Records for this exercise START
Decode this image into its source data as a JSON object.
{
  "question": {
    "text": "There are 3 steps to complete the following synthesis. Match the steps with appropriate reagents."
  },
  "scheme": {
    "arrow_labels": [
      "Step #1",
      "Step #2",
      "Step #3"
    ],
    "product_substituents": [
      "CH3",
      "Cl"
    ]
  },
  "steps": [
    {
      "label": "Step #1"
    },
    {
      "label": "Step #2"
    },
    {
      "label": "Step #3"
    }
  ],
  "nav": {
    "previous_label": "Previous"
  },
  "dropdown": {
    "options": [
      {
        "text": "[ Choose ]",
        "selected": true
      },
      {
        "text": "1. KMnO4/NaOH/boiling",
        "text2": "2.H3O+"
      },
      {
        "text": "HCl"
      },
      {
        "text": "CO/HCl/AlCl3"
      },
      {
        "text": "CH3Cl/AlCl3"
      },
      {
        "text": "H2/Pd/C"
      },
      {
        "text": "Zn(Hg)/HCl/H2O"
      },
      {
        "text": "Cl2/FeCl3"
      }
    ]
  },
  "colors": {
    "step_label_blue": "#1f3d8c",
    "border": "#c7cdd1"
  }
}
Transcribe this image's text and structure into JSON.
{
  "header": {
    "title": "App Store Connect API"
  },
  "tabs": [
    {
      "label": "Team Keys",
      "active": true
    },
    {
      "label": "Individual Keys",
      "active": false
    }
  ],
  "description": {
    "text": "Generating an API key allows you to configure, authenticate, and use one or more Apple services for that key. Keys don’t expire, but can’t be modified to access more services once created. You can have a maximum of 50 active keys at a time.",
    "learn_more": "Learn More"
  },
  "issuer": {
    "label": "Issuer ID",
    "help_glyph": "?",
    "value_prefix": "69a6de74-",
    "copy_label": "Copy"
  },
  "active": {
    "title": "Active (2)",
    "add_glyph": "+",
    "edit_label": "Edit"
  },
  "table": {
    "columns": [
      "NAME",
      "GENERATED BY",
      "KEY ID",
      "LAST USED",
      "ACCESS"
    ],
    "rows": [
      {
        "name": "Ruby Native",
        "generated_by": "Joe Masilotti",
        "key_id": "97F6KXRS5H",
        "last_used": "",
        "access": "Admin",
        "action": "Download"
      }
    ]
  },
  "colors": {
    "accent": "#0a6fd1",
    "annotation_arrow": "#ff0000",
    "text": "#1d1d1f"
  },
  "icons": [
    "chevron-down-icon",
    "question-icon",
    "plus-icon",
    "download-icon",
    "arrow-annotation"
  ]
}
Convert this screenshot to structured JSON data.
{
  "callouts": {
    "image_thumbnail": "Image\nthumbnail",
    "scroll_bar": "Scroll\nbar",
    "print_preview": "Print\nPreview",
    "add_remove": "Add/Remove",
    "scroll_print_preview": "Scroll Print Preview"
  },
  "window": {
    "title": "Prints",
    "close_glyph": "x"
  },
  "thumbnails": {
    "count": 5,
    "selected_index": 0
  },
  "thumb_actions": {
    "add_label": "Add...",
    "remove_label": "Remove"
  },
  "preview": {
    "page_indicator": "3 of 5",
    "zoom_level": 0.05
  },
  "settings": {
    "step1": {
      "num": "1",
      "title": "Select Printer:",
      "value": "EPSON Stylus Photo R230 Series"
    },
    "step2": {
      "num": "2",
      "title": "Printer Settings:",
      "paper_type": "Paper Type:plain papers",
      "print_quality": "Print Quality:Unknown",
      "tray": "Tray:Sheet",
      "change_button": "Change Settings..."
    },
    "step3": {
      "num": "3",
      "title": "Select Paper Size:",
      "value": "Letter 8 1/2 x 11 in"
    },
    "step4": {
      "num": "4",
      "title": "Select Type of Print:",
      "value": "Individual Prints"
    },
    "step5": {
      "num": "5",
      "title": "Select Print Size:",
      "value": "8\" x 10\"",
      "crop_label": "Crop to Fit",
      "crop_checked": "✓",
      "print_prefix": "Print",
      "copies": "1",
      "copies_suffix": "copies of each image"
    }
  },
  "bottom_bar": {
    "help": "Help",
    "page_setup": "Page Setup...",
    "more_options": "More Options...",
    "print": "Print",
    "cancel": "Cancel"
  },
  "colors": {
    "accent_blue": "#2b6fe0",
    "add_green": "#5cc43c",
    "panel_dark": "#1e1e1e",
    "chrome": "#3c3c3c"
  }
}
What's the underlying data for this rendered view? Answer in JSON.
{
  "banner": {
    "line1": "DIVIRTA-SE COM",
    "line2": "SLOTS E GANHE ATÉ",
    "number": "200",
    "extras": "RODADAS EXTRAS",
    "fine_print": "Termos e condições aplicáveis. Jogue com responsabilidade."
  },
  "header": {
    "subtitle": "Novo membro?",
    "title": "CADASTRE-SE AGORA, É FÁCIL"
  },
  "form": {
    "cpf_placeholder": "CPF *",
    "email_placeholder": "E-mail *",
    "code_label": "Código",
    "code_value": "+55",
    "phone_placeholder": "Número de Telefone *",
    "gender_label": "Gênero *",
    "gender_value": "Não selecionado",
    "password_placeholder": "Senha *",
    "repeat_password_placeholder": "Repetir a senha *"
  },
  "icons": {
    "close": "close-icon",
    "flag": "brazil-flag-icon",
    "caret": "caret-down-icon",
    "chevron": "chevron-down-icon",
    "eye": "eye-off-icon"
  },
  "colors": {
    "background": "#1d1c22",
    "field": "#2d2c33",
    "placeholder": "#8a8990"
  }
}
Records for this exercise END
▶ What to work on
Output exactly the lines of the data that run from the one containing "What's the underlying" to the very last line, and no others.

▶ Response box
What's the underlying data for this rendered view? Answer in JSON.
{
  "banner": {
    "line1": "DIVIRTA-SE COM",
    "line2": "SLOTS E GANHE ATÉ",
    "number": "200",
    "extras": "RODADAS EXTRAS",
    "fine_print": "Termos e condições aplicáveis. Jogue com responsabilidade."
  },
  "header": {
    "subtitle": "Novo membro?",
    "title": "CADASTRE-SE AGORA, É FÁCIL"
  },
  "form": {
    "cpf_placeholder": "CPF *",
    "email_placeholder": "E-mail *",
    "code_label": "Código",
    "code_value": "+55",
    "phone_placeholder": "Número de Telefone *",
    "gender_label": "Gênero *",
    "gender_value": "Não selecionado",
    "password_placeholder": "Senha *",
    "repeat_password_placeholder": "Repetir a senha *"
  },
  "icons": {
    "close": "close-icon",
    "flag": "brazil-flag-icon",
    "caret": "caret-down-icon",
    "chevron": "chevron-down-icon",
    "eye": "eye-off-icon"
  },
  "colors": {
    "background": "#1d1c22",
    "field": "#2d2c33",
    "placeholder": "#8a8990"
  }
}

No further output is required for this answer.